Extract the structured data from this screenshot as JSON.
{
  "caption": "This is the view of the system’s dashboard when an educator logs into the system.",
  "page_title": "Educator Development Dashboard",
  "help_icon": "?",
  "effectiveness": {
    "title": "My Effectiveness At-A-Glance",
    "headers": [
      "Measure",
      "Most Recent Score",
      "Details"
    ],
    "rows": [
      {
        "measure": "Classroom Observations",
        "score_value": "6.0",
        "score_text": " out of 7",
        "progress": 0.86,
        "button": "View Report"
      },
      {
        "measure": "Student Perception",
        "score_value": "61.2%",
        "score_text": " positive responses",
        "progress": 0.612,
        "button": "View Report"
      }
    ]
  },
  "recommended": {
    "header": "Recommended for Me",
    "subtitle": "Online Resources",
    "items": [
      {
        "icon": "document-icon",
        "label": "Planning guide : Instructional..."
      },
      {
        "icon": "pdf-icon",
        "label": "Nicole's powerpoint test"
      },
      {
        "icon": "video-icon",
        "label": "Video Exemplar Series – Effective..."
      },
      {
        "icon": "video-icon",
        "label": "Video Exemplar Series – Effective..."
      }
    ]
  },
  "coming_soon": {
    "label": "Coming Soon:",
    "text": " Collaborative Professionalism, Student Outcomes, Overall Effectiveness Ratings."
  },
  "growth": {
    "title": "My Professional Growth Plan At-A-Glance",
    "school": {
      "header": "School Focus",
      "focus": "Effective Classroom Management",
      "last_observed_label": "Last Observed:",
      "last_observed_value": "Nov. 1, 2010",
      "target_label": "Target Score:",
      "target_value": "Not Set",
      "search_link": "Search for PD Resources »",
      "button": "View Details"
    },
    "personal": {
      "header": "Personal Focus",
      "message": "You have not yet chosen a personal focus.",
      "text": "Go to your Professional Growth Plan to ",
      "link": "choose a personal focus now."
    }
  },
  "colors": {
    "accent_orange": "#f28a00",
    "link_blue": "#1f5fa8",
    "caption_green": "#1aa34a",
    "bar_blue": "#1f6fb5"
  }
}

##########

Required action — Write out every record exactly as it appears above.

Answer space —
Extract the structured data from this screenshot as JSON.
{
  "caption": "This is the view of the system’s dashboard when an educator logs into the system.",
  "page_title": "Educator Development Dashboard",
  "help_icon": "?",
  "effectiveness": {
    "title": "My Effectiveness At-A-Glance",
    "headers": [
      "Measure",
      "Most Recent Score",
      "Details"
    ],
    "rows": [
      {
        "measure": "Classroom Observations",
        "score_value": "6.0",
        "score_text": " out of 7",
        "progress": 0.86,
        "button": "View Report"
      },
      {
        "measure": "Student Perception",
        "score_value": "61.2%",
        "score_text": " positive responses",
        "progress": 0.612,
        "button": "View Report"
      }
    ]
  },
  "recommended": {
    "header": "Recommended for Me",
    "subtitle": "Online Resources",
    "items": [
      {
        "icon": "document-icon",
        "label": "Planning guide : Instructional..."
      },
      {
        "icon": "pdf-icon",
        "label": "Nicole's powerpoint test"
      },
      {
        "icon": "video-icon",
        "label": "Video Exemplar Series – Effective..."
      },
      {
        "icon": "video-icon",
        "label": "Video Exemplar Series – Effective..."
      }
    ]
  },
  "coming_soon": {
    "label": "Coming Soon:",
    "text": " Collaborative Professionalism, Student Outcomes, Overall Effectiveness Ratings."
  },
  "growth": {
    "title": "My Professional Growth Plan At-A-Glance",
    "school": {
      "header": "School Focus",
      "focus": "Effective Classroom Management",
      "last_observed_label": "Last Observed:",
      "last_observed_value": "Nov. 1, 2010",
      "target_label": "Target Score:",
      "target_value": "Not Set",
      "search_link": "Search for PD Resources »",
      "button": "View Details"
    },
    "personal": {
      "header": "Personal Focus",
      "message": "You have not yet chosen a personal focus.",
      "text": "Go to your Professional Growth Plan to ",
      "link": "choose a personal focus now."
    }
  },
  "colors": {
    "accent_orange": "#f28a00",
    "link_blue": "#1f5fa8",
    "caption_green": "#1aa34a",
    "bar_blue": "#1f6fb5"
  }
}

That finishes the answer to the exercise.